The next stage is to approach a land agent or promoter to see whether the land has development potential. A land agent can advise you on the different methods of proposal. Broadly speaking, there are two methods for selling land for residential development, which are:
- Promotion Agreement – This gives a promoter a fixed period of time to obtain planning permission and to find a developer to purchase the land. There is an incentive on a promoter to obtain planning permission quickly and to maximise the sale value of the land, as they will take a fixed percentage of the sale value.
- Option – In this case, the developer has a fixed period of time to get planning permission and serve notice to purchase the land. In contrast to a promotion agreement, the purchase price can be fixed and the developer will proceed when they are ready.

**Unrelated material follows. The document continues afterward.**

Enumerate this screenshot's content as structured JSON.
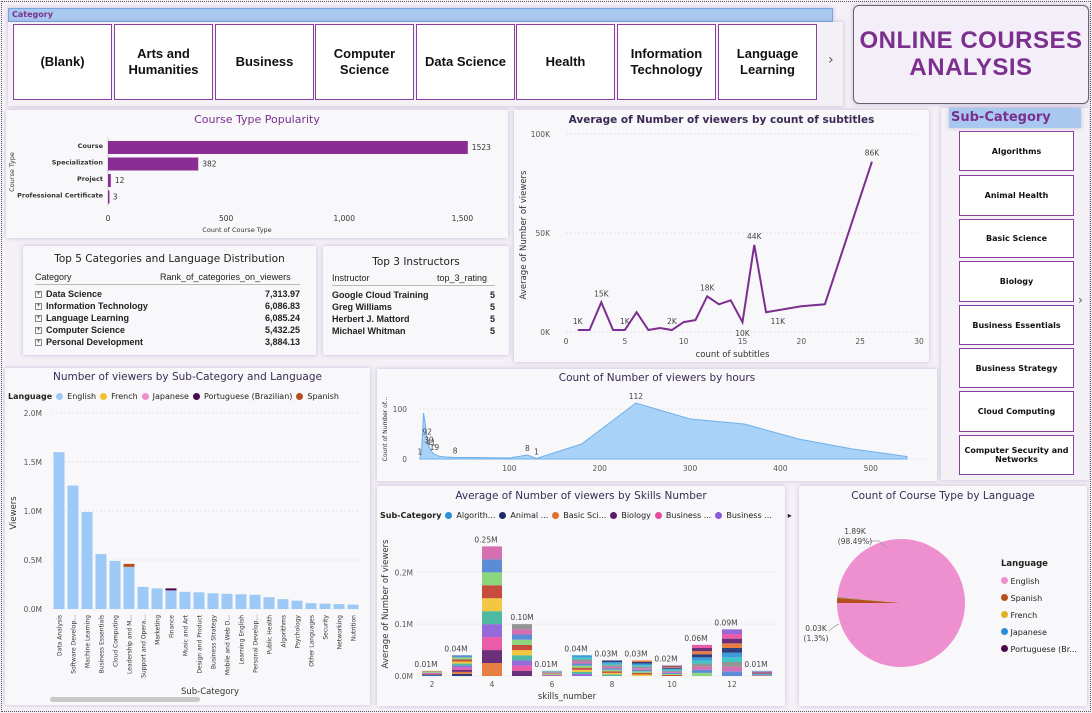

Finally, you should inform your accountant of the proposals and consider the tax implications of the sale.
Q: I’m in the process of selling land for redevelopment. Part of the land is let out for equestrian use but there is no written agreement. Is this likely to be a problem?
It is essential that you check your records to establish how long the land has been let for and for what purpose. There is a clear distinction between land that is used for agricultural business use, such as the commercial grazing of horses, and land which is used for stables or for horse training and exercising. The latter is likely to be classed as ‘for business use’ meaning that the tenant may be able to request a renewal lease at the end of the term. Gather up as much information as you can and take advice from a solicitor on how to document the tenancy, taking into account the developer’s requirements for the land to be vacant prior to sale.
For more information of selling farmland for development or any other property matters, please contact James Goddard in our Agricultural Property team on 01244 305912.